The second degree murder and perjury trial of former Washington abortionist Dr. Robert J. Sherman was briefly delayed yesterday while Judge Fred B. Ugast privately questioned five jurors about their attendance at other proceedings in D.C. Superior Court during time off from the Sherman case.
After the interviews. Ugast made it clear to the jurors that they had done nothing improper. But he asked the entire panel of 12 jurors and three alternates not to attend other court proceedings while the Sherman trial is in progress. The jury is expected to begin deliberations next week.
The matter came to Ugast's attention Tuesday after two Sherman jurors were observed at the trial of two Washington brothers accused of the murder of a narcotics dealer. Those jurors, both women, were present when Judge John F. Doyle accepted guilty verdicts from the jury in that case. Both Sherman jurors also were observed at the same murder trial one day last week.
Yesterday morning. Ugast discussed the matter with prosection and defense lawyers in the Sherman case. He then asked the full jury panel if any of them had attended other Superior Court proceedings during their free time in the Sherman case. Five jurors raised their hands and acknowledged they had.
After the issue was resolved, the trial, now in its sixth week, resumed with testimony from an expert medical witness for the government who contradicted evidence from defense experts earlier in the trial about the treatment of 16-year-old Rita McDowell at D.C. General Hospital.
McDowell died in the hospital's intensive care unit on March 8, 1975, four days after she went to Sherman's clinic at 1835 I St. NW for an abortion. The government contends that McDowells death was caused by shock and blood poisoning due to an abortion. The defense argues that McDowell's death was caused by grossly negligent treatment at D.C. General.
Yesterday, Dr. Edward Hook, chief of the department of medicine at the University of Virginia School of Medicine, testified that in his opinion. McDowell's condition was so serious when she entered the hospital that "death was almost inevitable. . ."
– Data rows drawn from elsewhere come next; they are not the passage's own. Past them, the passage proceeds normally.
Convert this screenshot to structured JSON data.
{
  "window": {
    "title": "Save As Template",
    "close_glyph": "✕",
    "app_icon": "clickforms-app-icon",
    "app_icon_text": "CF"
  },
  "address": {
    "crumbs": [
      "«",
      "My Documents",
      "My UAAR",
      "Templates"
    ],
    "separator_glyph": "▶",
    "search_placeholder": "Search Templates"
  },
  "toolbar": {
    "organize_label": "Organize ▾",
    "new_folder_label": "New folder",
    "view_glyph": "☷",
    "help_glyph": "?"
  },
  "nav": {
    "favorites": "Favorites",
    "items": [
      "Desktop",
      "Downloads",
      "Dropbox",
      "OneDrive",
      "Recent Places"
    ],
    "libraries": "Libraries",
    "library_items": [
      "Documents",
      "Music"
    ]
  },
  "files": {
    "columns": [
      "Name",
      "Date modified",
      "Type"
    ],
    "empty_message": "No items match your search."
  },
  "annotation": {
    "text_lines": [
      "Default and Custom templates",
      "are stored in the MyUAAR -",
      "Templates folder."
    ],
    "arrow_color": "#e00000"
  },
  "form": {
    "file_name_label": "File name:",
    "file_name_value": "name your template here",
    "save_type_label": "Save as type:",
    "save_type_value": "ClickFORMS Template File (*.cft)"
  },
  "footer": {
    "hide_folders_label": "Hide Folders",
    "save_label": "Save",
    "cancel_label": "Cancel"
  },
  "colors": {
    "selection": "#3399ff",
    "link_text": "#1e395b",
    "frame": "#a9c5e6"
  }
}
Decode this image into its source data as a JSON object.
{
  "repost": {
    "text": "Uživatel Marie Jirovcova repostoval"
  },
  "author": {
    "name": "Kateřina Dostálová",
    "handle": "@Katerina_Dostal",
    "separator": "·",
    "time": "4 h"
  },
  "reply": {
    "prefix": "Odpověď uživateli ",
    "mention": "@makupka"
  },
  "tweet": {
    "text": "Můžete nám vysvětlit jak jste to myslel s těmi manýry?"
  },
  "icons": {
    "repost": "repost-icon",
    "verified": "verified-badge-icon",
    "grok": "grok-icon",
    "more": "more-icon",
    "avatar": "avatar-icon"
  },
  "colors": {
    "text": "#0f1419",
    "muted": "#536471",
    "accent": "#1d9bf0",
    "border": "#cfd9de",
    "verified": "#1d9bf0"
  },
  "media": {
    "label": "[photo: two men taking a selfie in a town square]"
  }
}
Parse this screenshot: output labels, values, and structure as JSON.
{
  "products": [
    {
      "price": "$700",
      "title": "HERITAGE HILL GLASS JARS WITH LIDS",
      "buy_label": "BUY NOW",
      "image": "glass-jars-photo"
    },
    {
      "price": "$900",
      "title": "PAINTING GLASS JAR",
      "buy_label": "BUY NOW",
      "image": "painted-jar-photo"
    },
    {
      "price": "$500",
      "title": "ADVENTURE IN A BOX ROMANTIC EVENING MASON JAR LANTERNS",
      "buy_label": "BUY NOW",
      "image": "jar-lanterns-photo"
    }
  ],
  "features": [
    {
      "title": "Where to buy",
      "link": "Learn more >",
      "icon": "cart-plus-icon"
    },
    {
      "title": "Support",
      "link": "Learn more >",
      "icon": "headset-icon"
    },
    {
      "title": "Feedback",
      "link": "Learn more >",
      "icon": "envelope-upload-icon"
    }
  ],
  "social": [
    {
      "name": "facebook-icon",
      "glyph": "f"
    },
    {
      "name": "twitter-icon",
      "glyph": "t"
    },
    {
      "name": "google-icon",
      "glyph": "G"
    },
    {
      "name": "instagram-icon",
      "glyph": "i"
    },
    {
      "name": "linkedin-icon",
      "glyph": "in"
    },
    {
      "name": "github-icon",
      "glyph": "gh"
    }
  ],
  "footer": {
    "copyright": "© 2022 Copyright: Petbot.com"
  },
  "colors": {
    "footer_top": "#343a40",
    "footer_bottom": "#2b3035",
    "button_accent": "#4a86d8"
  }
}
Hook, who had reviewed McDowell's medical records, disagreed with a defense expert who had testified that some changes in McDowell's condition during her treatment at the hospital left room fro optimism about her chances for survival.
Hook also testified that in his opinion there was no evidence in the record to indicate that the source of McDowell's infection was her urinary tract, contrary to testimony from a defense expert.
Hook also testified that in his opinion. McDowell's treatment at D.C. General was consistent with good medical standards and that doctors there are justified in making repeated attempts to reinsert a needle in her chest as part of a medical procedure, , which Hook described as "essential" to her treatment.